**TASK DESCRIPTION:** Gather, from the listing beneath this task, every line holding the string "Management".

**DATA UNDER STUDY:**
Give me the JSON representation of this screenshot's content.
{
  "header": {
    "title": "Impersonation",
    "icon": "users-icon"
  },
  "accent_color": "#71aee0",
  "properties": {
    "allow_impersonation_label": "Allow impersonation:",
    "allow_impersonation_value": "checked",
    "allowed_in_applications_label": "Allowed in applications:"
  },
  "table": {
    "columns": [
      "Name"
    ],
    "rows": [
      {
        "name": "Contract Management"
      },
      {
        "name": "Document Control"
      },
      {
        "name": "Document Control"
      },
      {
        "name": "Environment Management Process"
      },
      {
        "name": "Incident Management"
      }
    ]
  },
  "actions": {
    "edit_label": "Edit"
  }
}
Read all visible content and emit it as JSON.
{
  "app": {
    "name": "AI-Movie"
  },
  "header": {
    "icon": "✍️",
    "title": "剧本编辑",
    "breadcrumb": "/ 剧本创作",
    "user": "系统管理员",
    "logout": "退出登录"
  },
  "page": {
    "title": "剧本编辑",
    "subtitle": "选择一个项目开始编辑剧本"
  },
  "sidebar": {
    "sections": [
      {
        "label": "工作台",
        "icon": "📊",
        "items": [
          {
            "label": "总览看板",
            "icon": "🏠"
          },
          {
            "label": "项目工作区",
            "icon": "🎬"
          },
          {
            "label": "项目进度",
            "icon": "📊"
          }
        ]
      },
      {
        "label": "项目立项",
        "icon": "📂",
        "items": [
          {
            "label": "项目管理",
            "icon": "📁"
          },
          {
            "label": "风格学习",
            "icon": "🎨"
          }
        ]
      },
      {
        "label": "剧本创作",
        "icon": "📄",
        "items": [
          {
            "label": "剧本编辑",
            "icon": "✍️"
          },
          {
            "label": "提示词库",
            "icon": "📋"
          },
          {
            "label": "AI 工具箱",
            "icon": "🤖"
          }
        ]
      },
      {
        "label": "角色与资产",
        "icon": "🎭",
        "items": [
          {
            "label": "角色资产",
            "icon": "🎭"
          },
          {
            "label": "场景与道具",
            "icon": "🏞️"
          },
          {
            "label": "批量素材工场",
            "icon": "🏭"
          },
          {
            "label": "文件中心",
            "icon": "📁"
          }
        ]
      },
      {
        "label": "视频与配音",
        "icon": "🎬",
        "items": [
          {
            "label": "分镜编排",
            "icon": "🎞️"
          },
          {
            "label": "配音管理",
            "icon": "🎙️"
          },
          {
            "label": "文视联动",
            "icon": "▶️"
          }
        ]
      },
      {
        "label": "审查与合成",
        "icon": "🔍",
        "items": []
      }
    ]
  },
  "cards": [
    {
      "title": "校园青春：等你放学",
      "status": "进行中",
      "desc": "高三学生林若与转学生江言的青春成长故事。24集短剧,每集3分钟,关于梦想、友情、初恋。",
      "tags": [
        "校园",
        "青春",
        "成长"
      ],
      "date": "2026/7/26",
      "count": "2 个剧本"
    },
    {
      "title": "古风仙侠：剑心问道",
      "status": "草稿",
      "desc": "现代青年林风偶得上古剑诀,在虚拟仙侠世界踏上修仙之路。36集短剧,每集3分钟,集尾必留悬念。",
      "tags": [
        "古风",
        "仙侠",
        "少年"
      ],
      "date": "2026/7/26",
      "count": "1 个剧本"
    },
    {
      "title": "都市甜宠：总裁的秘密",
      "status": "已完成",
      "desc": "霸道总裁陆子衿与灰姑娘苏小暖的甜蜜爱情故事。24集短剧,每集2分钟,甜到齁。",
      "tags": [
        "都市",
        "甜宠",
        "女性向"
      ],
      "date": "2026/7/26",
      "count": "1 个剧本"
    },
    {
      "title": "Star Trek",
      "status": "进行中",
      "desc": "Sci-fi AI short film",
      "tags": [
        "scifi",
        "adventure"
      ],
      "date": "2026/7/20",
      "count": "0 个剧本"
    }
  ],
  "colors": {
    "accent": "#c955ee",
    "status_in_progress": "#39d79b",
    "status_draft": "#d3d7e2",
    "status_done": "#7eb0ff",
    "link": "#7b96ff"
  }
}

**WORKED SOLUTION:**
        "name": "Contract Management"
        "name": "Environment Management Process"
        "name": "Incident Management"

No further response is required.